┌────────

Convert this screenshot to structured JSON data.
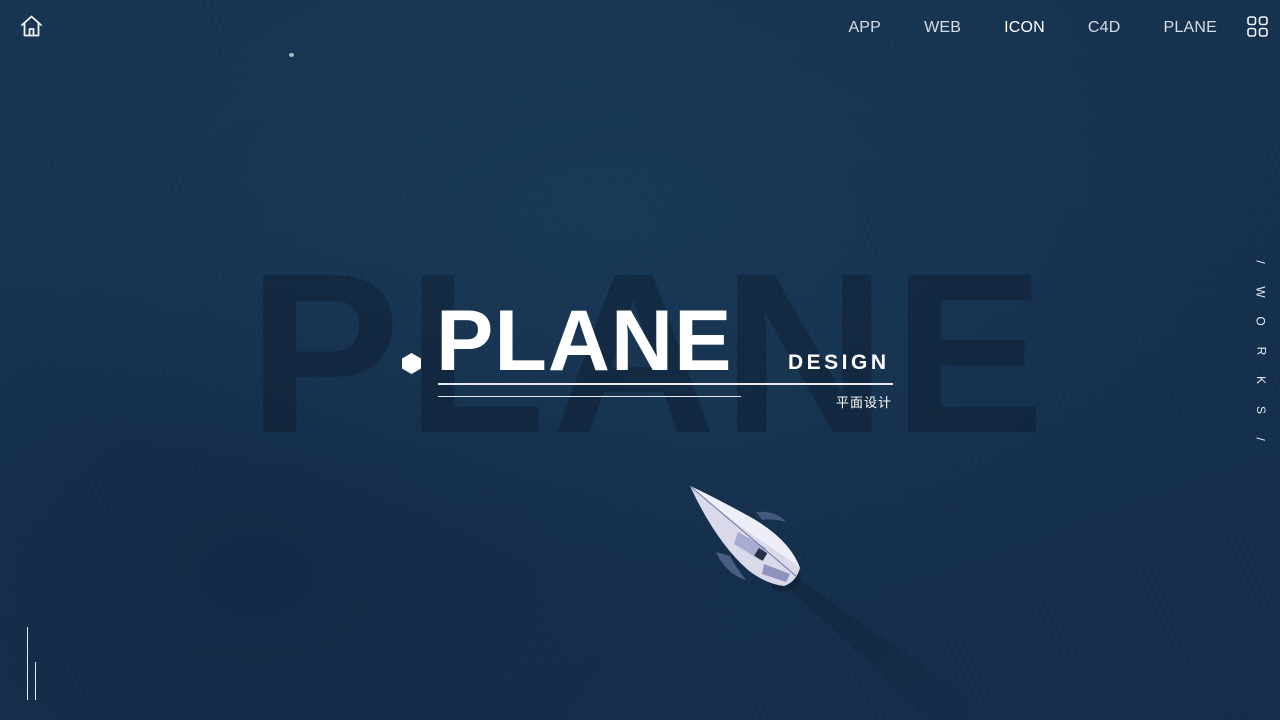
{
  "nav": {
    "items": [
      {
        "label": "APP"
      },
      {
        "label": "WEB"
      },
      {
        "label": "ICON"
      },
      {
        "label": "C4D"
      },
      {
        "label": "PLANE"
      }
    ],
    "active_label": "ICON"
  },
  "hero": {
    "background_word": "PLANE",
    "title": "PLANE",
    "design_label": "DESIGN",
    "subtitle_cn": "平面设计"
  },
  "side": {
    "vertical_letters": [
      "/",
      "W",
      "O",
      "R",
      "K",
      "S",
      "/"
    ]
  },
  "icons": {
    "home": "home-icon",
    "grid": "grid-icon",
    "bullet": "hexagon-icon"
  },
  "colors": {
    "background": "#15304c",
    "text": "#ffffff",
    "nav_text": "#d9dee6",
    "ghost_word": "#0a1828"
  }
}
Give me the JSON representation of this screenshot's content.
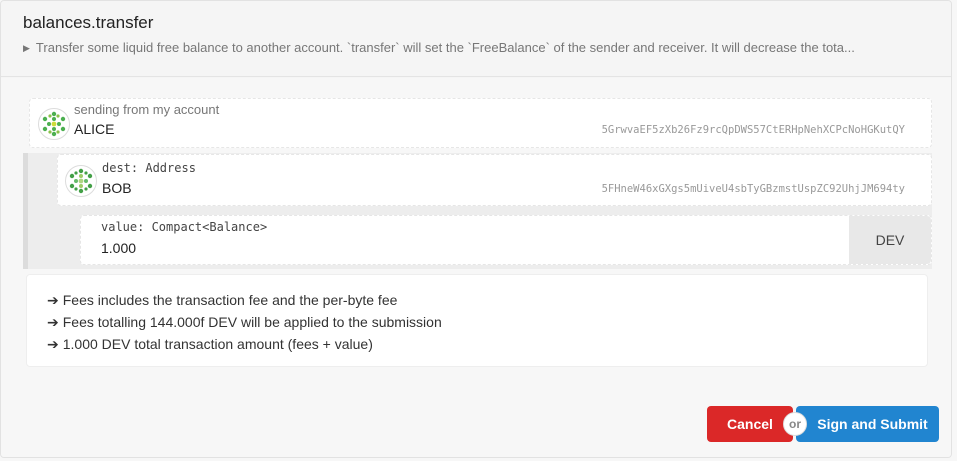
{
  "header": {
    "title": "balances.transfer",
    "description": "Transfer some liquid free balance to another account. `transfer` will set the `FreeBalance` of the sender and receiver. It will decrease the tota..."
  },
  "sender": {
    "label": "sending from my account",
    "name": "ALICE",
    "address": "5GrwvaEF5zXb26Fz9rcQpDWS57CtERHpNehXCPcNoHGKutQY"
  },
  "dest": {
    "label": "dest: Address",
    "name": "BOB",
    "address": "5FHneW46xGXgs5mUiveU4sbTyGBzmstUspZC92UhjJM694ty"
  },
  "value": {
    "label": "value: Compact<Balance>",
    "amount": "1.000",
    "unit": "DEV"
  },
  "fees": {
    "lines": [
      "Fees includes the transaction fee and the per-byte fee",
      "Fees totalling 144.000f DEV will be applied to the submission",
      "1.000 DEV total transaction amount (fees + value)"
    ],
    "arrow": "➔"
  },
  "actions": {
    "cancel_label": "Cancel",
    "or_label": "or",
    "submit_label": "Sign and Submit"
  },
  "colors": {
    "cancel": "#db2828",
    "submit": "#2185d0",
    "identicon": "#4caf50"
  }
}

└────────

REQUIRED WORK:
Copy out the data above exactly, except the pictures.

ANSWER:
Convert this screenshot to structured JSON data.
{
  "nav": {
    "items": [
      {
        "label": "APP"
      },
      {
        "label": "WEB"
      },
      {
        "label": "ICON"
      },
      {
        "label": "C4D"
      },
      {
        "label": "PLANE"
      }
    ],
    "active_label": "ICON"
  },
  "hero": {
    "background_word": "PLANE",
    "title": "PLANE",
    "design_label": "DESIGN",
    "subtitle_cn": "平面设计"
  },
  "side": {
    "vertical_letters": [
      "/",
      "W",
      "O",
      "R",
      "K",
      "S",
      "/"
    ]
  },
  "icons": {
    "home": "home-icon",
    "grid": "grid-icon",
    "bullet": "hexagon-icon"
  },
  "colors": {
    "background": "#15304c",
    "text": "#ffffff",
    "nav_text": "#d9dee6",
    "ghost_word": "#0a1828"
  }
}
Give me the JSON representation of this screenshot's content.
{
  "header": {
    "title": "balances.transfer",
    "description": "Transfer some liquid free balance to another account. `transfer` will set the `FreeBalance` of the sender and receiver. It will decrease the tota..."
  },
  "sender": {
    "label": "sending from my account",
    "name": "ALICE",
    "address": "5GrwvaEF5zXb26Fz9rcQpDWS57CtERHpNehXCPcNoHGKutQY"
  },
  "dest": {
    "label": "dest: Address",
    "name": "BOB",
    "address": "5FHneW46xGXgs5mUiveU4sbTyGBzmstUspZC92UhjJM694ty"
  },
  "value": {
    "label": "value: Compact<Balance>",
    "amount": "1.000",
    "unit": "DEV"
  },
  "fees": {
    "lines": [
      "Fees includes the transaction fee and the per-byte fee",
      "Fees totalling 144.000f DEV will be applied to the submission",
      "1.000 DEV total transaction amount (fees + value)"
    ],
    "arrow": "➔"
  },
  "actions": {
    "cancel_label": "Cancel",
    "or_label": "or",
    "submit_label": "Sign and Submit"
  },
  "colors": {
    "cancel": "#db2828",
    "submit": "#2185d0",
    "identicon": "#4caf50"
  }
}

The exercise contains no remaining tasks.